While waiting to grab something in an aisle, wait until the other person has moved past what you're after. Not only does it help you follow the rules of social distancing, but the person will also appreciate that you're not hovering over them while they try to find what they need.
Also, when you're checking out, keep the six-foot distance between yourself and other shoppers. You should also try to use the self-checkouts when possible, too, so that you can worry less about someone standing too close.
Only buy what you need
The temptation to panic shop and stock up on supplies is strong in times of uncertainty, but not very helpful. Hoarding has caused temporary shortages of certain products, like toilet paper and frozen peas. That isn't fair to the community, or to you when it's your turn to replace an item you legitimately need.
Some stores are limiting the number of items you can buy. If yours isn't, consider what you actually need. The supply will return.
Eat healthy foods that boosting your immune system
Healthy foods give your body the strength it needs to fight off disease. Experts recommend including plenty of fruits and vegetables in your daily diet. This provides essential nutrients such as vitamins, minerals and fiber. For the biggest impact, try to mix it up and incorporate a wide variety of fruits and veggies such as pears, apples, berries, cabbage, broccoli and leafy greens.
Everyone needs to raise the sense of responsibility for the community, following the recommendations of the Ministry of Health and service areas to contribute to the prevention of COVID-19.

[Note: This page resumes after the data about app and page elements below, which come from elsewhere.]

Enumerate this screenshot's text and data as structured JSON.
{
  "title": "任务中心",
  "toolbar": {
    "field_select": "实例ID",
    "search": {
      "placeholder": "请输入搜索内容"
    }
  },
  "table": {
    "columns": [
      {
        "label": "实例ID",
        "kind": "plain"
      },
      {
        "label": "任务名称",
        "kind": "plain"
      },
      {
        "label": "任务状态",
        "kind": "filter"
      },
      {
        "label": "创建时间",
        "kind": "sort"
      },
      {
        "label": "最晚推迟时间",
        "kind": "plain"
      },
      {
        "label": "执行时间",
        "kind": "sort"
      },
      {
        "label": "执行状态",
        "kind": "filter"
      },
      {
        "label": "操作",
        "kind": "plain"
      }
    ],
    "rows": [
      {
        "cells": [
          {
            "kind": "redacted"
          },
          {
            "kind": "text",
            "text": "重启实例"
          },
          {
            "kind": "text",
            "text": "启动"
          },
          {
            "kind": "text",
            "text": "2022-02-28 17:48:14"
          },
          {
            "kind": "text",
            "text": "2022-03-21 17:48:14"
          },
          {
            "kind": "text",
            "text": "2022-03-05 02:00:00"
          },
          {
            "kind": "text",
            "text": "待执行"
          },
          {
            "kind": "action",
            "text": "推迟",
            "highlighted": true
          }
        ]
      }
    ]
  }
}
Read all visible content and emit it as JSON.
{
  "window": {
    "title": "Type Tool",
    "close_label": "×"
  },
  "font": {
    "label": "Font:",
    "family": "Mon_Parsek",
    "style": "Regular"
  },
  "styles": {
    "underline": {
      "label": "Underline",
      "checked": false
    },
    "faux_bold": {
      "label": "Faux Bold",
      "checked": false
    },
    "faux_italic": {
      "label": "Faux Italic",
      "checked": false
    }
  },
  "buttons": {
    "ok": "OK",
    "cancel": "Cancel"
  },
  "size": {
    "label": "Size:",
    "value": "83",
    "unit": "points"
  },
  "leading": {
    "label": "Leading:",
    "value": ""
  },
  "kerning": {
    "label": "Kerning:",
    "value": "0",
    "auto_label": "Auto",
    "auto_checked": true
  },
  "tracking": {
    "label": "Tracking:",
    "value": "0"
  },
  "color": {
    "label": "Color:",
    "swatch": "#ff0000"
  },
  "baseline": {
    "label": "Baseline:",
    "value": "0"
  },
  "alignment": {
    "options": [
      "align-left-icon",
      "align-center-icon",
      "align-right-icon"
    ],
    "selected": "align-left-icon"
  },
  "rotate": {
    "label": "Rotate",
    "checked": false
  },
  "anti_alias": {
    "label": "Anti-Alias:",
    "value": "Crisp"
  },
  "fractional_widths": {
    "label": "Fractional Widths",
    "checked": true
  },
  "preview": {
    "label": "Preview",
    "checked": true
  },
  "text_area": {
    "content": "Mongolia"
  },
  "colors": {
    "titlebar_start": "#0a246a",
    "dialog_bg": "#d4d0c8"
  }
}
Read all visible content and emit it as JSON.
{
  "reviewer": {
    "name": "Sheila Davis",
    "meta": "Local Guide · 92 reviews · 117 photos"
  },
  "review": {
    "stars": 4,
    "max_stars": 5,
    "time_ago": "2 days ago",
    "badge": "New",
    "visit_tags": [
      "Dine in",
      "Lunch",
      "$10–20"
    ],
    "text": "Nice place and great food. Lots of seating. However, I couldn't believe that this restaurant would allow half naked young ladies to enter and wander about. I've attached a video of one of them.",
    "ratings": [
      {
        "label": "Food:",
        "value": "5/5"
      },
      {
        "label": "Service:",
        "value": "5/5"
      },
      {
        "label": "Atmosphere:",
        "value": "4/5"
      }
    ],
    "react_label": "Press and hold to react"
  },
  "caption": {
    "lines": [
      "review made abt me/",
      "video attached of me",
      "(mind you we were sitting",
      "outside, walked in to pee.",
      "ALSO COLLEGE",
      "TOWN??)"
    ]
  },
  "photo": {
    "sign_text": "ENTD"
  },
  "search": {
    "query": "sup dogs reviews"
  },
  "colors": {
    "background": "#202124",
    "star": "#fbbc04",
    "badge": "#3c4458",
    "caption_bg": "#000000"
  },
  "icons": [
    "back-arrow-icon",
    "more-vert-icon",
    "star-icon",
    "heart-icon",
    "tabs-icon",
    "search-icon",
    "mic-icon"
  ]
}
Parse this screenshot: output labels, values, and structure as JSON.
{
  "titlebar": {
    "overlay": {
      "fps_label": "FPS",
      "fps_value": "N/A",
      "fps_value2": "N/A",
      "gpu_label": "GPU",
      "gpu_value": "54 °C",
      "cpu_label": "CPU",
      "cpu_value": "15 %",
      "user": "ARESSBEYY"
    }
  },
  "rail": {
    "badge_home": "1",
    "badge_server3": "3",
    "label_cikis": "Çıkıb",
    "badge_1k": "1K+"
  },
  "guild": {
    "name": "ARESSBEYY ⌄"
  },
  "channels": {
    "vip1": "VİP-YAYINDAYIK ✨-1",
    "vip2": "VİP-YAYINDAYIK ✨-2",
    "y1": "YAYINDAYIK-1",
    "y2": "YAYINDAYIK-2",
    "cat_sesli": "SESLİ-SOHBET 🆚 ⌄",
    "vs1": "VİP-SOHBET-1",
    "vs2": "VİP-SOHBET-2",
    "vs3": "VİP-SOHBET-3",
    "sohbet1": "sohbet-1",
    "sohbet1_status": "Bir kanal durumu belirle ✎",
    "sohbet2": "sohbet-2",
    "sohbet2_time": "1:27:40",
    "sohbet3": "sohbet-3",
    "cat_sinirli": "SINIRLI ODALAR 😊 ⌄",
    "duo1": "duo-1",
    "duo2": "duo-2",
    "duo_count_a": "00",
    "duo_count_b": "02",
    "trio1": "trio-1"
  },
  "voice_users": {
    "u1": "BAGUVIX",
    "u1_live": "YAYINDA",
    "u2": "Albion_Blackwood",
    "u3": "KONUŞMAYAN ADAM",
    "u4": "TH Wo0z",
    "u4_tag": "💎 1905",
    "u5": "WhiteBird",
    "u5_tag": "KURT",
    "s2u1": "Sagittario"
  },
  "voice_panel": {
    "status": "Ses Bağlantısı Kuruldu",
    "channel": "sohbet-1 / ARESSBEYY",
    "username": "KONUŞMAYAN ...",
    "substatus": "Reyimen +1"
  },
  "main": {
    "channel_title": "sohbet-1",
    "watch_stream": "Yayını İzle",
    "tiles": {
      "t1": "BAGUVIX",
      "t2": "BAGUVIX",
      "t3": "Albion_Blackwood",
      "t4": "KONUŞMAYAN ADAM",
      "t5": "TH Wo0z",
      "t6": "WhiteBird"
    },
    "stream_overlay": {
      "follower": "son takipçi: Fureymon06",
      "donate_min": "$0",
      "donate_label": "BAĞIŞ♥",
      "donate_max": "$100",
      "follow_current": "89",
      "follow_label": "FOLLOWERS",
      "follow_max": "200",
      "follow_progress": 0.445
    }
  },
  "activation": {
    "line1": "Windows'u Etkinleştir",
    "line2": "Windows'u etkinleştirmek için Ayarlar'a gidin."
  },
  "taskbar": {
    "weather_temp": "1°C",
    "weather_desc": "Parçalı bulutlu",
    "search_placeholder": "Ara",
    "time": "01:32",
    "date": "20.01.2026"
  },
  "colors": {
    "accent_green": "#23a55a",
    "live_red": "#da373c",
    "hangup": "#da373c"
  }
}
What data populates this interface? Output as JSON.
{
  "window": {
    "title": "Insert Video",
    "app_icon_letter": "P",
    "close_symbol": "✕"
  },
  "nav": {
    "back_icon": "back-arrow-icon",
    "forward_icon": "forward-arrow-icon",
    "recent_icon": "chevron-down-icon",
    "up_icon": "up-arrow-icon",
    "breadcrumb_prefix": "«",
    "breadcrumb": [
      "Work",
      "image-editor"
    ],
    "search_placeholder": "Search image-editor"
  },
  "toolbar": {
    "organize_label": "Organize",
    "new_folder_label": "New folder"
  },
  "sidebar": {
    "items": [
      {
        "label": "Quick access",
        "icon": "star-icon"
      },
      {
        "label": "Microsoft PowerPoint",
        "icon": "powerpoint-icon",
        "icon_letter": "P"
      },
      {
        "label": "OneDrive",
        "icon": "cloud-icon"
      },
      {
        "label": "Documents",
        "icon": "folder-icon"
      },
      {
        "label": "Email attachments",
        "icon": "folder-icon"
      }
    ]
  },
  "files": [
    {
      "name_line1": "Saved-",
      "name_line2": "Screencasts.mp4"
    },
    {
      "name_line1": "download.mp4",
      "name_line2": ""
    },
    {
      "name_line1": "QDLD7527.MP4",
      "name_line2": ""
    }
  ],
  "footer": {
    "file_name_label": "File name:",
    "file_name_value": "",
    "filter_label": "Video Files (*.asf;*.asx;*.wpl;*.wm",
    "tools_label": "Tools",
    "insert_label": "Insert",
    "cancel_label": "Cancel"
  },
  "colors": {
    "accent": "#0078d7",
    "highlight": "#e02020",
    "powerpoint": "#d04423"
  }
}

If you have any symptoms of Covid-19 , call your primary care provider and discuss symptoms before visiting a healthcare facility, or book online video doctors visit/ telehealth consultations through mobile app Medihome or call healthline 19009204 in Vietnam.
Medihome is one of the best-known telehealth providers that allows patients to receive medical advice and instructions at home by providing them with a platform to connect with real doctors.
Users can make health-related inquiries, look up medications, and search for the nearest clinics and pharmacies at the comfort of their own home.
For patients who prefer to see their
doctor in person, Dr.Binh Tele_Clinic is always open and continue to welcome patients for their appointments. The health care organization is closely monitoring COVID-19 and is following guidance from the Center for Disease Control and Prevention, and World Health Organization, MOH of Vietnam in the care of patients.